In August 1919 almost half of Liverpool’s constabulary walked out and went on strike. The result was two days of out of control rioting in the streets of Liverpool and the pillaging of countless shops. On the first night of raids looters mainly targeted clothes shops as well as jewellers and pawnbrokers, running home with armfuls of suits and ladies furs. By the second night however the raiders were more indiscriminate and very few shops remained unscathed – sweet shops were looted and pianos were dragged out of music shops and played in the street.

The New York Times, who reported extensively on the events in Liverpool in August 1919, describing the chaos as “an orgy of pillage and violence” and warning “Liverpool is in the grip of hooliganism”.

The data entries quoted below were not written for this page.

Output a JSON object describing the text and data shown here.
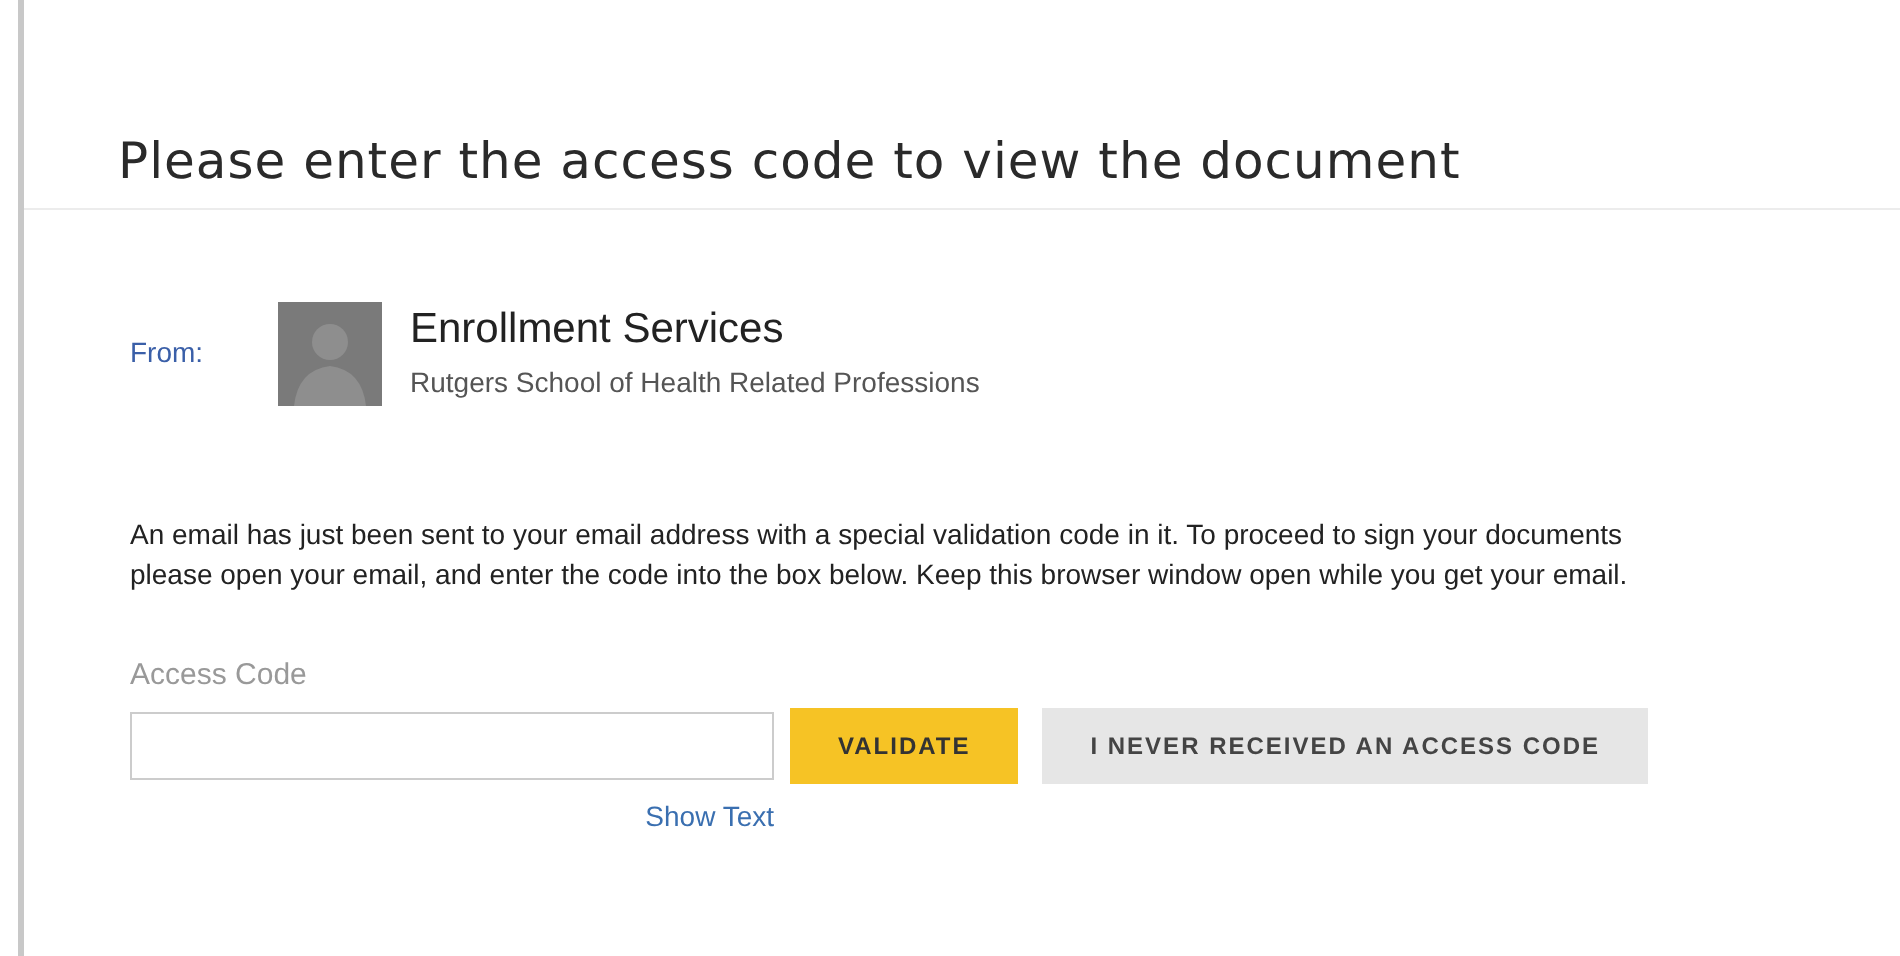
{
  "heading": "Please enter the access code to view the document",
  "sender": {
    "label": "From:",
    "name": "Enrollment Services",
    "organization": "Rutgers School of Health Related Professions"
  },
  "message": "An email has just been sent to your email address with a special validation code in it. To proceed to sign your documents please open your email, and enter the code into the box below. Keep this browser window open while you get your email.",
  "access_code": {
    "label": "Access Code"
  },
  "buttons": [
    {
      "kind": "primary",
      "label": "VALIDATE"
    },
    {
      "kind": "secondary",
      "label": "I NEVER RECEIVED AN ACCESS CODE"
    }
  ],
  "show_text_link": "Show Text"
}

To cope with the chaos 2,800 troops were drafted from nearby military camps and the Battleship Valiant, along with two other warships, were sent to the Mersey. Tanks were strategically positioned around the city and soldiers brandishing bayonets were posted in the main streets. On the second day of rioting the soldiers, along with the remaining half of the police force, started to fire shots above the heads of the mob as a warning. The looters retaliated by showering the police with bricks and stones causing many injuries. Law-abiding citizens begged to be allowed to help the police, one saying, “Give me a rifle and I’ll clear the street myself”. At least one man was shot dead.

The morning after the riots children where found rooting around the decimated shops, climbing through shattered glass windows, cutting themselves and reappearing with bundles of sweets.

A beer-bottling factory was also broken into and men, women and children emerged loaded down with bottles of beer and stout. Barrels were rolled out and crowds flocked bringing with them glasses and jugs with which to have a drink. The rioters drank and danced in the street, laughing and jeering at the soldiers.

Order was eventually restored to Liverpool and police officers on strike were delivered an ultimatum, either they came back to work or they would be dismissed and not allowed to rejoin the force. Over 370 people appeared in court on charges of shoplifting or being in possession of stolen goods.

The truncheon forms part of a collection of truncheons and tipstaves belonging to the late Detective Chief Superintendent Kenneth Gordon.